(Items from a dataset)

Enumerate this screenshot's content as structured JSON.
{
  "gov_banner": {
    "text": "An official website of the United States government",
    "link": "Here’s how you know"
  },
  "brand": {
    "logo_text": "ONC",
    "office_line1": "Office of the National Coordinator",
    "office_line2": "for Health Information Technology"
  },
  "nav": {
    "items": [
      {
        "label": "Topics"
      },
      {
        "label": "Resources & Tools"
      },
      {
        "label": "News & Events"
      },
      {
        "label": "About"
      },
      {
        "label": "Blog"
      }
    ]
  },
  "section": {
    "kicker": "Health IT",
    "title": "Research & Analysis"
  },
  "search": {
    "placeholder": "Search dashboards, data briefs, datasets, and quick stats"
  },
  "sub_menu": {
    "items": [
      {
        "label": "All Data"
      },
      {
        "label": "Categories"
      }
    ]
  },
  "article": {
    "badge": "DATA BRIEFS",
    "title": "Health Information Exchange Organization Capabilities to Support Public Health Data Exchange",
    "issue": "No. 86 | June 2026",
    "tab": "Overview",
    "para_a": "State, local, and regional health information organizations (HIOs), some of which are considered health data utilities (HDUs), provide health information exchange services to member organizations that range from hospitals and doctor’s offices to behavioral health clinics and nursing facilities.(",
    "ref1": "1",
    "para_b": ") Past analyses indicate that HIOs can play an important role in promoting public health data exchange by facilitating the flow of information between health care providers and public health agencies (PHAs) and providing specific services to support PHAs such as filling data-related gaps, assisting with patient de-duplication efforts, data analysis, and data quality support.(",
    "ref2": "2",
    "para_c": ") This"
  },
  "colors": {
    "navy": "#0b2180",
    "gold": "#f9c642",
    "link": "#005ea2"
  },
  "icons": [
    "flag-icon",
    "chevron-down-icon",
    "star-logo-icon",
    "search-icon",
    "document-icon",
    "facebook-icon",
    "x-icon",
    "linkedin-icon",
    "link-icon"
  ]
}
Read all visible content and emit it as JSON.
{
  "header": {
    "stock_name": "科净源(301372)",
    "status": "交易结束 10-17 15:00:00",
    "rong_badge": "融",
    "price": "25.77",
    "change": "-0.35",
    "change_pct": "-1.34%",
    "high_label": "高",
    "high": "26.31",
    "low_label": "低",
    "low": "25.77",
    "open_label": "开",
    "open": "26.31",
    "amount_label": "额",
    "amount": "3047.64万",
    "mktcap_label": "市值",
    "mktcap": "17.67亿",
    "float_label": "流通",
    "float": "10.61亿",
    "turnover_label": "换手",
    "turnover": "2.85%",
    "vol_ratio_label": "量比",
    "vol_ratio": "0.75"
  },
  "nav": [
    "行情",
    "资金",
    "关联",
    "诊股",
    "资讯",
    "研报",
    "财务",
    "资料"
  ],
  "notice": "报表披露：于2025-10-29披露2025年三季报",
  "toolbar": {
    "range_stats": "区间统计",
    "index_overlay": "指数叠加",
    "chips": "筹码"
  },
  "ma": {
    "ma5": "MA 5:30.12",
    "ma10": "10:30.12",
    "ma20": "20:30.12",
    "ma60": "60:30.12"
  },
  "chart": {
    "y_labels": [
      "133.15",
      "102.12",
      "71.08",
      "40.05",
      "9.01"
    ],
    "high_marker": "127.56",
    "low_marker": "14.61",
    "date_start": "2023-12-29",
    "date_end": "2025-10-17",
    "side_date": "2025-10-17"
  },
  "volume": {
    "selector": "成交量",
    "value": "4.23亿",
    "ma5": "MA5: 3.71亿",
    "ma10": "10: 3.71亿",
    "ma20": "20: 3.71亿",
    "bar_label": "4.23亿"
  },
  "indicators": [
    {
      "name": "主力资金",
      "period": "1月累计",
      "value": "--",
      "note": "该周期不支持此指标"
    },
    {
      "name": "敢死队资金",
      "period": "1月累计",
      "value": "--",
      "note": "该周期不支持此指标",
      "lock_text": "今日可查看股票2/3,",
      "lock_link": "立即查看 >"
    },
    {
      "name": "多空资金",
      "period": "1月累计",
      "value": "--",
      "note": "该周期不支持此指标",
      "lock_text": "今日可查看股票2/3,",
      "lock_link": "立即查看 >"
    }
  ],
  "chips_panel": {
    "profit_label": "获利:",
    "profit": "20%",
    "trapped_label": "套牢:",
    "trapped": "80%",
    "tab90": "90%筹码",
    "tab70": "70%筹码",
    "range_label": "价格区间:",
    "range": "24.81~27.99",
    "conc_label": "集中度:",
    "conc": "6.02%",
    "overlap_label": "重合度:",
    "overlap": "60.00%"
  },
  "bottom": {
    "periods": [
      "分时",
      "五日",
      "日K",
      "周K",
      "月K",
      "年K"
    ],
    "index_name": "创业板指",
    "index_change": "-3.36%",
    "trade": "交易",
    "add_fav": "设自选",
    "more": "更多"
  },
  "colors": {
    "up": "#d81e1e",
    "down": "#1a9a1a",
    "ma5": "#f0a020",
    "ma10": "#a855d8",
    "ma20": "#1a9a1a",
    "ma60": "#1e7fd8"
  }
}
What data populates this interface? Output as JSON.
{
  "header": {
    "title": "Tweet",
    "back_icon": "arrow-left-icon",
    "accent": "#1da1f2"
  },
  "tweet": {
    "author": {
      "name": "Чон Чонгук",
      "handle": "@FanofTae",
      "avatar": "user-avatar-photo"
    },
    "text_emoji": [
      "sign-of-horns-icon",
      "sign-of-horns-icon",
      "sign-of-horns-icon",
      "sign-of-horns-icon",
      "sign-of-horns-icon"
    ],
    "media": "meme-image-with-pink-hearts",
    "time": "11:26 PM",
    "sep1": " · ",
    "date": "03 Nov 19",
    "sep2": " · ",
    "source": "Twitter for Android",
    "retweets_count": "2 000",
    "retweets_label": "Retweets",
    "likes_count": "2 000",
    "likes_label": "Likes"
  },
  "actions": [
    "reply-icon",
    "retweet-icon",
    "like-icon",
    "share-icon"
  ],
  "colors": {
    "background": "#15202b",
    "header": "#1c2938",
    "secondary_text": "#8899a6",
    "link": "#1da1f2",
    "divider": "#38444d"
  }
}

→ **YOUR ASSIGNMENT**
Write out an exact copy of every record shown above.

→ **YOUR RESPONSE**
Enumerate this screenshot's content as structured JSON.
{
  "gov_banner": {
    "text": "An official website of the United States government",
    "link": "Here’s how you know"
  },
  "brand": {
    "logo_text": "ONC",
    "office_line1": "Office of the National Coordinator",
    "office_line2": "for Health Information Technology"
  },
  "nav": {
    "items": [
      {
        "label": "Topics"
      },
      {
        "label": "Resources & Tools"
      },
      {
        "label": "News & Events"
      },
      {
        "label": "About"
      },
      {
        "label": "Blog"
      }
    ]
  },
  "section": {
    "kicker": "Health IT",
    "title": "Research & Analysis"
  },
  "search": {
    "placeholder": "Search dashboards, data briefs, datasets, and quick stats"
  },
  "sub_menu": {
    "items": [
      {
        "label": "All Data"
      },
      {
        "label": "Categories"
      }
    ]
  },
  "article": {
    "badge": "DATA BRIEFS",
    "title": "Health Information Exchange Organization Capabilities to Support Public Health Data Exchange",
    "issue": "No. 86 | June 2026",
    "tab": "Overview",
    "para_a": "State, local, and regional health information organizations (HIOs), some of which are considered health data utilities (HDUs), provide health information exchange services to member organizations that range from hospitals and doctor’s offices to behavioral health clinics and nursing facilities.(",
    "ref1": "1",
    "para_b": ") Past analyses indicate that HIOs can play an important role in promoting public health data exchange by facilitating the flow of information between health care providers and public health agencies (PHAs) and providing specific services to support PHAs such as filling data-related gaps, assisting with patient de-duplication efforts, data analysis, and data quality support.(",
    "ref2": "2",
    "para_c": ") This"
  },
  "colors": {
    "navy": "#0b2180",
    "gold": "#f9c642",
    "link": "#005ea2"
  },
  "icons": [
    "flag-icon",
    "chevron-down-icon",
    "star-logo-icon",
    "search-icon",
    "document-icon",
    "facebook-icon",
    "x-icon",
    "linkedin-icon",
    "link-icon"
  ]
}
Read all visible content and emit it as JSON.
{
  "header": {
    "stock_name": "科净源(301372)",
    "status": "交易结束 10-17 15:00:00",
    "rong_badge": "融",
    "price": "25.77",
    "change": "-0.35",
    "change_pct": "-1.34%",
    "high_label": "高",
    "high": "26.31",
    "low_label": "低",
    "low": "25.77",
    "open_label": "开",
    "open": "26.31",
    "amount_label": "额",
    "amount": "3047.64万",
    "mktcap_label": "市值",
    "mktcap": "17.67亿",
    "float_label": "流通",
    "float": "10.61亿",
    "turnover_label": "换手",
    "turnover": "2.85%",
    "vol_ratio_label": "量比",
    "vol_ratio": "0.75"
  },
  "nav": [
    "行情",
    "资金",
    "关联",
    "诊股",
    "资讯",
    "研报",
    "财务",
    "资料"
  ],
  "notice": "报表披露：于2025-10-29披露2025年三季报",
  "toolbar": {
    "range_stats": "区间统计",
    "index_overlay": "指数叠加",
    "chips": "筹码"
  },
  "ma": {
    "ma5": "MA 5:30.12",
    "ma10": "10:30.12",
    "ma20": "20:30.12",
    "ma60": "60:30.12"
  },
  "chart": {
    "y_labels": [
      "133.15",
      "102.12",
      "71.08",
      "40.05",
      "9.01"
    ],
    "high_marker": "127.56",
    "low_marker": "14.61",
    "date_start": "2023-12-29",
    "date_end": "2025-10-17",
    "side_date": "2025-10-17"
  },
  "volume": {
    "selector": "成交量",
    "value": "4.23亿",
    "ma5": "MA5: 3.71亿",
    "ma10": "10: 3.71亿",
    "ma20": "20: 3.71亿",
    "bar_label": "4.23亿"
  },
  "indicators": [
    {
      "name": "主力资金",
      "period": "1月累计",
      "value": "--",
      "note": "该周期不支持此指标"
    },
    {
      "name": "敢死队资金",
      "period": "1月累计",
      "value": "--",
      "note": "该周期不支持此指标",
      "lock_text": "今日可查看股票2/3,",
      "lock_link": "立即查看 >"
    },
    {
      "name": "多空资金",
      "period": "1月累计",
      "value": "--",
      "note": "该周期不支持此指标",
      "lock_text": "今日可查看股票2/3,",
      "lock_link": "立即查看 >"
    }
  ],
  "chips_panel": {
    "profit_label": "获利:",
    "profit": "20%",
    "trapped_label": "套牢:",
    "trapped": "80%",
    "tab90": "90%筹码",
    "tab70": "70%筹码",
    "range_label": "价格区间:",
    "range": "24.81~27.99",
    "conc_label": "集中度:",
    "conc": "6.02%",
    "overlap_label": "重合度:",
    "overlap": "60.00%"
  },
  "bottom": {
    "periods": [
      "分时",
      "五日",
      "日K",
      "周K",
      "月K",
      "年K"
    ],
    "index_name": "创业板指",
    "index_change": "-3.36%",
    "trade": "交易",
    "add_fav": "设自选",
    "more": "更多"
  },
  "colors": {
    "up": "#d81e1e",
    "down": "#1a9a1a",
    "ma5": "#f0a020",
    "ma10": "#a855d8",
    "ma20": "#1a9a1a",
    "ma60": "#1e7fd8"
  }
}
What data populates this interface? Output as JSON.
{
  "header": {
    "title": "Tweet",
    "back_icon": "arrow-left-icon",
    "accent": "#1da1f2"
  },
  "tweet": {
    "author": {
      "name": "Чон Чонгук",
      "handle": "@FanofTae",
      "avatar": "user-avatar-photo"
    },
    "text_emoji": [
      "sign-of-horns-icon",
      "sign-of-horns-icon",
      "sign-of-horns-icon",
      "sign-of-horns-icon",
      "sign-of-horns-icon"
    ],
    "media": "meme-image-with-pink-hearts",
    "time": "11:26 PM",
    "sep1": " · ",
    "date": "03 Nov 19",
    "sep2": " · ",
    "source": "Twitter for Android",
    "retweets_count": "2 000",
    "retweets_label": "Retweets",
    "likes_count": "2 000",
    "likes_label": "Likes"
  },
  "actions": [
    "reply-icon",
    "retweet-icon",
    "like-icon",
    "share-icon"
  ],
  "colors": {
    "background": "#15202b",
    "header": "#1c2938",
    "secondary_text": "#8899a6",
    "link": "#1da1f2",
    "divider": "#38444d"
  }
}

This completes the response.